╔══

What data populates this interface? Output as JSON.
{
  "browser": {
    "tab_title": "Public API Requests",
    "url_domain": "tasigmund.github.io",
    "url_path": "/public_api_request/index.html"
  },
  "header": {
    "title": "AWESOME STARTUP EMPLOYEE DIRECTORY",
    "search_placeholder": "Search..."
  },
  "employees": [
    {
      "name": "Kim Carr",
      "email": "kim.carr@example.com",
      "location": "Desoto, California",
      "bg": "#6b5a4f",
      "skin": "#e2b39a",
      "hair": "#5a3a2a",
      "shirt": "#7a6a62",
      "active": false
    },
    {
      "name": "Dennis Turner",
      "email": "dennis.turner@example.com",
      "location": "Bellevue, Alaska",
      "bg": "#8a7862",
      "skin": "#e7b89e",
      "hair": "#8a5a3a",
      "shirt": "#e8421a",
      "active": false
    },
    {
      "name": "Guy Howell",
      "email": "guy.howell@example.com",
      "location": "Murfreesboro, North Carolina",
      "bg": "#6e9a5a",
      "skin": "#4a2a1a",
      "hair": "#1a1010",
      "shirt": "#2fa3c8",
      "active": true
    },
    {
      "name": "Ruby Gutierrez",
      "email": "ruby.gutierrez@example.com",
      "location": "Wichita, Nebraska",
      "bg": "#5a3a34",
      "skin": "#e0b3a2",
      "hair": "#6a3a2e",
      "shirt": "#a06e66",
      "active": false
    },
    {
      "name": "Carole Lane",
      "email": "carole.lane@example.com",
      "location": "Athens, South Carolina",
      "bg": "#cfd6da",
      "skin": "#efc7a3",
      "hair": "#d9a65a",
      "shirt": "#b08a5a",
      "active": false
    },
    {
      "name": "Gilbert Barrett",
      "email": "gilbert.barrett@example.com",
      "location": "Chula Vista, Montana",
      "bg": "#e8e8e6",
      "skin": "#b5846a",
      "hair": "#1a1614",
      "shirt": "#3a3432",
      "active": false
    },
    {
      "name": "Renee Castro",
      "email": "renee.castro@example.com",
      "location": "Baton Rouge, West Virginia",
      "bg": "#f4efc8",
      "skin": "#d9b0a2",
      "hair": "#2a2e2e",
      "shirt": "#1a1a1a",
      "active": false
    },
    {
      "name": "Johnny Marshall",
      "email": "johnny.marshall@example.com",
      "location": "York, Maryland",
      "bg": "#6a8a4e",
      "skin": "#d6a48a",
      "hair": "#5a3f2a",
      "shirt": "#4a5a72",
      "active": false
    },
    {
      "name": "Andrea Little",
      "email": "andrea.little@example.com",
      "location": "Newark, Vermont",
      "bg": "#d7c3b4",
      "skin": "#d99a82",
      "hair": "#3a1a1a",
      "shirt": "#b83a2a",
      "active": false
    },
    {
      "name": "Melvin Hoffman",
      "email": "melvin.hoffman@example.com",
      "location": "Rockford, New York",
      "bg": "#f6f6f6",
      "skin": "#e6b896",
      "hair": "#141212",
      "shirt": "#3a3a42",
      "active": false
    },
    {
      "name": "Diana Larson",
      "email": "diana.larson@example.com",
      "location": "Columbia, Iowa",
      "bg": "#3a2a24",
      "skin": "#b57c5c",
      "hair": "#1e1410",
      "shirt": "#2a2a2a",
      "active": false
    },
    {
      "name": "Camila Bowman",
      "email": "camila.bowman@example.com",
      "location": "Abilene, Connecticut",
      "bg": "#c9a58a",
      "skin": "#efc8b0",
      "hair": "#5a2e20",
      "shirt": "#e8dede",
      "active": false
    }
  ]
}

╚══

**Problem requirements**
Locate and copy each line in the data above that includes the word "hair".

**Answer to the exercise**
      "hair": "#5a3a2a",
      "hair": "#8a5a3a",
      "hair": "#1a1010",
      "hair": "#6a3a2e",
      "hair": "#d9a65a",
      "hair": "#1a1614",
      "hair": "#2a2e2e",
      "hair": "#5a3f2a",
      "hair": "#3a1a1a",
      "hair": "#141212",
      "hair": "#1e1410",
      "hair": "#5a2e20",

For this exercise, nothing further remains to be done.